Publisher proposes a public debate between art experts
The esteemed Canadian art historian who sparked a controversy this week with her new tome Vincent van Gogh: The Lost Arles Sketchbook has lashed back at the Van Gogh Museum, which disputes the authenticity of the sketchbook.
At issue is a business ledger-turned-sketchbook of 65 drawings believed to feature drawings by the post-impressionist master created at a key period in his career: when he was living in Arles, France, working on some of his most famous paintings, but also suffering from the psychological torment that led him to cut off his ear and spend months in hospital.
Bogomila Welsh-Ovcharov, considered among the world's top authorities on van Gogh, issued a rebuttal on Thursday to a lengthy statement the Amsterdam museum put out as she publicly launched her new book earlier this week.
On Tuesday, the museum said its experts had been aware of the sketchbook for some time, but concluded they were merely imitations of van Gogh sketches. The statement, which outlined the museum's reasoning, called the drawings "monotonous, clumsy and spiritless."
A challenge offered
In addition to Welsh-Ovcharov's answers to the museum's criticisms point-by-point, Thursday's statement from Welsh-Ovcharov's publisher, Les Éditions du Seuil, issued a challenge.
"We are offering the Van Gogh Museum the possibility of jointly organizing — within a reasonable time frame — a public debate between experts," the French firm said.
This will also be an opportunity to shed light on the conditions under which the Van Gogh Museum is claiming the de facto right to a monopoly of attribution.- Publisher Éditions du Seuil
"This will also be an opportunity to shed light on the conditions under which the Van Gogh Museum is claiming the de facto right to a monopoly of attribution."
The statement noted that the drawings and an accompanying notebook were "certified by the careful appraisal, based on scholarly and scientific research studies, undertaken by Ms. Bogomila Welsh-Ovcharov," a retired University of Toronto art professor, noted art historian and curator behind major exhibitions, including shows at the Van Gogh Museum itself as well as the Musée d'Orsay's Van Gogh in Paris exhibit in 1988.

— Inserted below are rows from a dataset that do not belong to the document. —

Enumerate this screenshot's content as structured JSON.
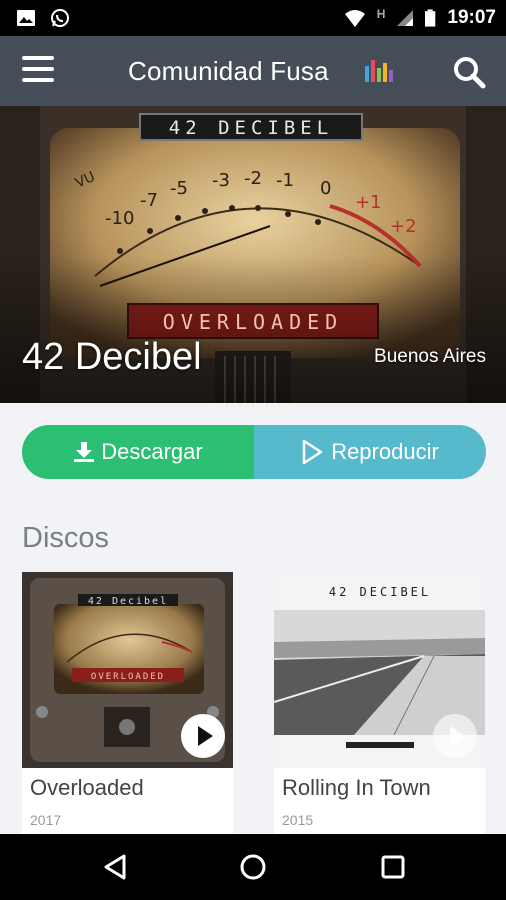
{
  "status_bar": {
    "time": "19:07",
    "network": "H"
  },
  "app_bar": {
    "title": "Comunidad Fusa"
  },
  "hero": {
    "brand_plate": "42 DECIBEL",
    "meter_label": "OVERLOADED",
    "vu_label": "VU",
    "artist_name": "42 Decibel",
    "location": "Buenos Aires"
  },
  "actions": {
    "download_label": "Descargar",
    "play_label": "Reproducir"
  },
  "albums_section": {
    "title": "Discos",
    "albums": [
      {
        "title": "Overloaded",
        "year": "2017",
        "cover_plate": "42 Decibel",
        "cover_meter": "OVERLOADED"
      },
      {
        "title": "Rolling In Town",
        "year": "2015",
        "cover_plate": "42 DECIBEL"
      }
    ]
  },
  "colors": {
    "app_bar": "#444d58",
    "download": "#2bbf73",
    "play": "#56bacc",
    "background": "#f2f3f7"
  }
}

Welsh-Ovcharov's research has also drawn the support of other specialists, notably fellow art historian Ronald Pickvance, a highly respected scholar who has studied the life and work of van Gogh for 60 years.

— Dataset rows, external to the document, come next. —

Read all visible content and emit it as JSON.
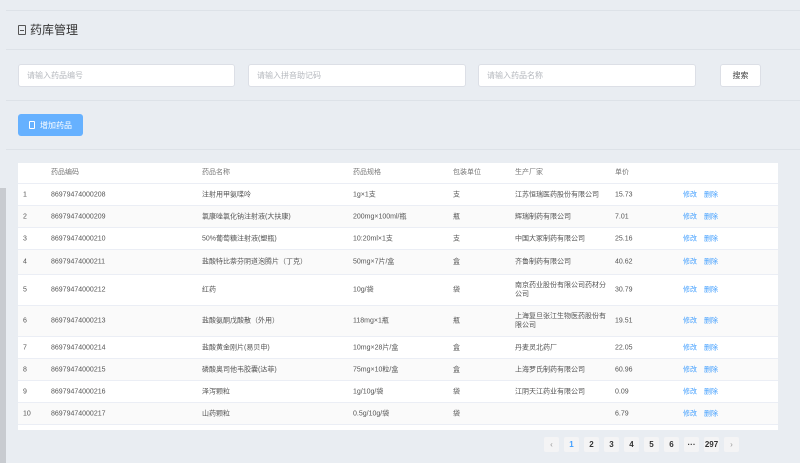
{
  "header": {
    "title": "药库管理"
  },
  "search": {
    "code_placeholder": "请输入药品编号",
    "pinyin_placeholder": "请输入拼音助记码",
    "name_placeholder": "请输入药品名称",
    "button_label": "搜索"
  },
  "toolbar": {
    "add_label": "增加药品"
  },
  "table": {
    "columns": [
      "药品编码",
      "药品名称",
      "药品规格",
      "包装单位",
      "生产厂家",
      "单价"
    ],
    "edit_label": "修改",
    "delete_label": "删除",
    "rows": [
      {
        "idx": "1",
        "code": "86979474000208",
        "name": "注射用甲氨喋呤",
        "spec": "1g×1支",
        "unit": "支",
        "maker": "江苏恒瑞医药股份有限公司",
        "price": "15.73"
      },
      {
        "idx": "2",
        "code": "86979474000209",
        "name": "氯康唑氯化钠注射液(大扶康)",
        "spec": "200mg×100ml/瓶",
        "unit": "瓶",
        "maker": "辉瑞制药有限公司",
        "price": "7.01"
      },
      {
        "idx": "3",
        "code": "86979474000210",
        "name": "50%葡萄糖注射液(塑瓶)",
        "spec": "10:20ml×1支",
        "unit": "支",
        "maker": "中国大冢制药有限公司",
        "price": "25.16"
      },
      {
        "idx": "4",
        "code": "86979474000211",
        "name": "盐酸特比萘芬阴道泡腾片（丁克）",
        "spec": "50mg×7片/盒",
        "unit": "盒",
        "maker": "齐鲁制药有限公司",
        "price": "40.62"
      },
      {
        "idx": "5",
        "code": "86979474000212",
        "name": "红药",
        "spec": "10g/袋",
        "unit": "袋",
        "maker": "南京药业股份有限公司药材分公司",
        "price": "30.79"
      },
      {
        "idx": "6",
        "code": "86979474000213",
        "name": "盐酸氨酮戊酸散（外用）",
        "spec": "118mg×1瓶",
        "unit": "瓶",
        "maker": "上海复旦张江生物医药股份有限公司",
        "price": "19.51"
      },
      {
        "idx": "7",
        "code": "86979474000214",
        "name": "盐酸黄金刚片(易贝申)",
        "spec": "10mg×28片/盒",
        "unit": "盒",
        "maker": "丹麦灵北药厂",
        "price": "22.05"
      },
      {
        "idx": "8",
        "code": "86979474000215",
        "name": "磷酸奥司他韦胶囊(达菲)",
        "spec": "75mg×10粒/盒",
        "unit": "盒",
        "maker": "上海罗氏制药有限公司",
        "price": "60.96"
      },
      {
        "idx": "9",
        "code": "86979474000216",
        "name": "泽泻颗粒",
        "spec": "1g/10g/袋",
        "unit": "袋",
        "maker": "江阴天江药业有限公司",
        "price": "0.09"
      },
      {
        "idx": "10",
        "code": "86979474000217",
        "name": "山药颗粒",
        "spec": "0.5g/10g/袋",
        "unit": "袋",
        "maker": "",
        "price": "6.79"
      }
    ]
  },
  "pagination": {
    "prev": "‹",
    "pages": [
      "1",
      "2",
      "3",
      "4",
      "5",
      "6"
    ],
    "ellipsis": "···",
    "last": "297",
    "next": "›"
  }
}
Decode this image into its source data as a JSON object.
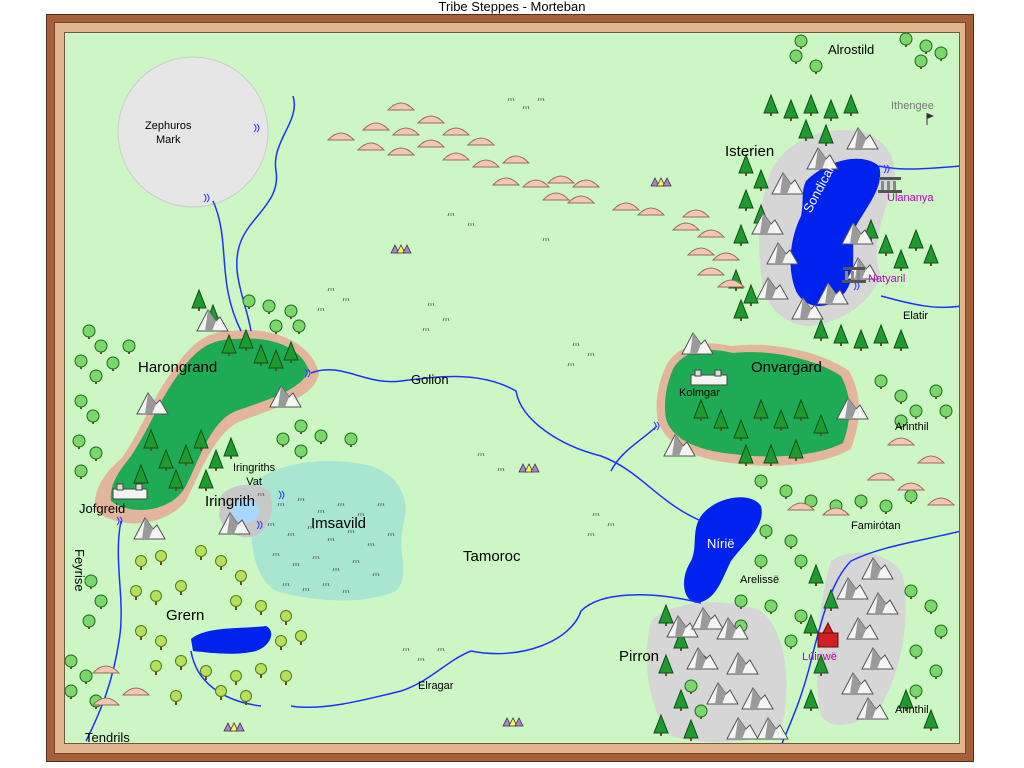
{
  "window": {
    "title": "Tribe Steppes - Morteban"
  },
  "map": {
    "regions": {
      "zephuros_mark": [
        "Zephuros",
        "Mark"
      ],
      "harongrand": "Harongrand",
      "isterien": "Isterien",
      "onvargard": "Onvargard",
      "iringrith": "Iringrith",
      "imsavild": "Imsavild",
      "tamoroc": "Tamoroc",
      "grern": "Grern",
      "pirron": "Pirron",
      "feyrise": "Feyrise",
      "tendrils": "Tendrils"
    },
    "places": {
      "alrostild": "Alrostild",
      "ithengee": "Ithengee",
      "ulananya": "Ulananya",
      "natyaril": "Natyaril",
      "elatir": "Elatir",
      "kolmgar": "Kolmgar",
      "arinthil_east": "Arinthil",
      "famirotan": "Famirótan",
      "arelisse": "Arelissë",
      "luinwe": "Lúinwë",
      "arinthil_south": "Arinthil",
      "jofgreid": "Jofgreid",
      "iringriths_vat": [
        "Iringriths",
        "Vat"
      ],
      "golion": "Golion",
      "elragar": "Elragar"
    },
    "lakes": {
      "sondicar": "Sondicar",
      "nirie": "Níriё"
    },
    "colors": {
      "plains": "#ccf7c4",
      "forest": "#1faa55",
      "water": "#0022ee",
      "river": "#1a32ff",
      "mountain": "#d4d4d4",
      "frame": "#a5603a",
      "magenta_label": "#c000c0"
    },
    "icons": [
      "tree-icon",
      "mountain-icon",
      "hill-icon",
      "tent-icon",
      "temple-icon",
      "castle-icon",
      "fortress-icon",
      "flag-icon",
      "grass-tuft-icon"
    ]
  }
}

"We have not changed our minds and are very happy that from now on everybody can make their own opinion after seeing the drawings and reading the analysis in the book," Bernard Comment, Welsh-Ovcharov's editor, said Tuesday.